Meet novelist Robert Fraser as he comes face to face with creativity, his mortality, and the deaths of his father and brother. Set mainly in Toronto, the novel also takes us to London, Scotland, Germany, and New York as we follow the escapades of two of Fraser’s fictional characters. There is Simpson, called into service as an anonymous sperm donor, and Dunbar, an enigmatic tourist in Berlin just before the Chernobyl disaster, where he meets the captivating Lena, with whom he begins to sense an almost forgotten freedom and elation. But at the centre of Gentleman Death is Robert Fraser’s own compelling story. Gibson juxtaposes reality and fiction in this compassionate, sometimes outrageous, often very funny exploration of the absurdities and alarms of aging, the nature of fiction itself, and the maturity that grows from reconciliation.
About the Author
Graeme Gibson was born in London, Ontario, in 1934.
An important spokesman for Canadian cultural identity, Gibson was the initial organizer and a founding member of the Writers’ Union of Canada, and was its chairman in 1976. He was also an organizer and founding member of the Writers’ Trust, a non-profit organization, and was subsequently its chairman. From 1987 to 1989 he was president of the Canadian Centre of International PEN.
In 1990, he won a Toronto Arts Award for writing and publishing, and, in 1992 he received the Order of Canada. He is the author of four novels, Five Legs (1969), Communion (1971), Perpetual Motion (1982), and Gentleman Death (1993).
Graeme Gibson lives in Toronto, Ontario.
Praise for Gentleman Death…
“Gentleman Death is a modern danse macabre. A wise and powerful chronicle of fathers and sons and brothers on a new voyage of discovery to the end of the night.”

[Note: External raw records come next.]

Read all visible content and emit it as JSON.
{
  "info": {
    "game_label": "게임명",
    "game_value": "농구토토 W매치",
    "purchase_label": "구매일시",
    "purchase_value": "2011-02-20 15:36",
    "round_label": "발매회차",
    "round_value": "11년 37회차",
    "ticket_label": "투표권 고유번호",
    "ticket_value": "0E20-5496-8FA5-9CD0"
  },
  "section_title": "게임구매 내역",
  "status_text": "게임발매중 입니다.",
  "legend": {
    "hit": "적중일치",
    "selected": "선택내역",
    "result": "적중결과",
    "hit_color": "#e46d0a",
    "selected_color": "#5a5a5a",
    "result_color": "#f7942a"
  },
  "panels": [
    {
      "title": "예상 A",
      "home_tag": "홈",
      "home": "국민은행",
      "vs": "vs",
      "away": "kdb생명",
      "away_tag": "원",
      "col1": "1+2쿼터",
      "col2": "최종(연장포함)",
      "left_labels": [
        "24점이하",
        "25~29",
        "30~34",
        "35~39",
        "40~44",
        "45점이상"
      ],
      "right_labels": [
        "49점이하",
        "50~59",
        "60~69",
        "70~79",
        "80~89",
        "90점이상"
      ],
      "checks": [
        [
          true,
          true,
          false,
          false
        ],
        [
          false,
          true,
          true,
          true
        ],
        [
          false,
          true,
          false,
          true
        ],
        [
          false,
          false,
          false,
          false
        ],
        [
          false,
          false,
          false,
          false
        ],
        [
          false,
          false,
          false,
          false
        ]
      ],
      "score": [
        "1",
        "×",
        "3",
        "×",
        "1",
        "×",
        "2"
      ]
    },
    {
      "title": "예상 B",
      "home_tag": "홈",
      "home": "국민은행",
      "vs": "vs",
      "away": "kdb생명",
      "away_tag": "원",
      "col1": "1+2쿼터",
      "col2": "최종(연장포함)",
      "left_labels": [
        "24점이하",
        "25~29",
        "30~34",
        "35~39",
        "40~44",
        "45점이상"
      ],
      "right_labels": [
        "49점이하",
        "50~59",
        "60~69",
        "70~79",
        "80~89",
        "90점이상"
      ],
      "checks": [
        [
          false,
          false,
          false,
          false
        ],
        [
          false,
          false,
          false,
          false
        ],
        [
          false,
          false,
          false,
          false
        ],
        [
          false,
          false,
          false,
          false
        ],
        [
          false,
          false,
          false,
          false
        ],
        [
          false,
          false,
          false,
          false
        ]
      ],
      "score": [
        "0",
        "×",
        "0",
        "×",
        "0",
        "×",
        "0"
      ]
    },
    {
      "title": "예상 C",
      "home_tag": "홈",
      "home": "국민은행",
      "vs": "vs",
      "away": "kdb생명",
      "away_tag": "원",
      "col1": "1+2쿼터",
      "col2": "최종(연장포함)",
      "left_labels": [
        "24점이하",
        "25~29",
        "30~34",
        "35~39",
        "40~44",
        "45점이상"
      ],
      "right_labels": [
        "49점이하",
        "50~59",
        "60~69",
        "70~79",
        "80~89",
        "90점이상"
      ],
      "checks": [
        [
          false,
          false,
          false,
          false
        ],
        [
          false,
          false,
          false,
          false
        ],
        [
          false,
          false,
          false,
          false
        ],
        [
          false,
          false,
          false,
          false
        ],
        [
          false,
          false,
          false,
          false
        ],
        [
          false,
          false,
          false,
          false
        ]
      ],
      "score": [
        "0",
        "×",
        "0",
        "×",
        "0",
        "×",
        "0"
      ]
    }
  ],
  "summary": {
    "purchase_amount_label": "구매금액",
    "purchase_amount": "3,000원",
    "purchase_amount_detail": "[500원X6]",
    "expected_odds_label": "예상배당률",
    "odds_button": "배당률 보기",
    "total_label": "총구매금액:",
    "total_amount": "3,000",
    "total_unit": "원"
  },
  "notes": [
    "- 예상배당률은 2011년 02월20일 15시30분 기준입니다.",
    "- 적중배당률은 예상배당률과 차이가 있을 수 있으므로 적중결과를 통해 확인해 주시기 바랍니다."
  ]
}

“In this engaging novel, Graeme Gibson uses the foibles of an aging novelist to address the unaccountable fears that obsess us all sometimes in the small hours of the morning.…His story steams along, effortlessly propelled by fine prose, wit, and insight.…Delightful.…”
–Quill & Quire (starred review)
“An intense, passionate, deeply felt meditation on human mortality and mutability which speaks directly to the heart as well as to the mind.…[A] tour de force.…”
“Utterly involving.… An elegant, poignant novel and a repeatedly funny one.”
“An engaging exploration of memory and death. Complex yet accessible, it is an illuminating guide through the rich territory that W.B. Yeats called the “rag-and-bone shop of the heart.”
“A richly mature book, which made me cackle with laughter and stare into the distance with recognition.…For me, Gibson’s free-wheeling and noble-spirited novel was a gift: one of those rare books which provide grown-up sustenance.”
“Gibson writes clean, hard prose and his literary sensibility seems tough and unflinching. His insights into the mellowing capacity of middle aged are particularly fine.”
–Winnipeg Free Press
“Without a doubt, Gentleman Death is a courageously eccentric book.…Delicate and admirable.…”
“Right from the first page you know you’re in good hands.…The language and sensibility of this novel is both gritty and beautiful.…Gibson writes for a highly literate audience while remaining accessible to anyone interested in the power of language and storytelling.”
“With his hardy, no-frills style, Gibson adroitly shows how real life and fiction blend, how dreams and memories merge and how each of us makes what we can out of life–and death.”
“Not every novelist dares as much and delivers as much as Graeme Gibson does in Gentleman Death.…This is serious stuff, but it is carried off in such exuberant language and with such memorable characters and incidents that reading the novel is like taking a ride on a roller coaster through comic and tragic neighbourhoods of life.”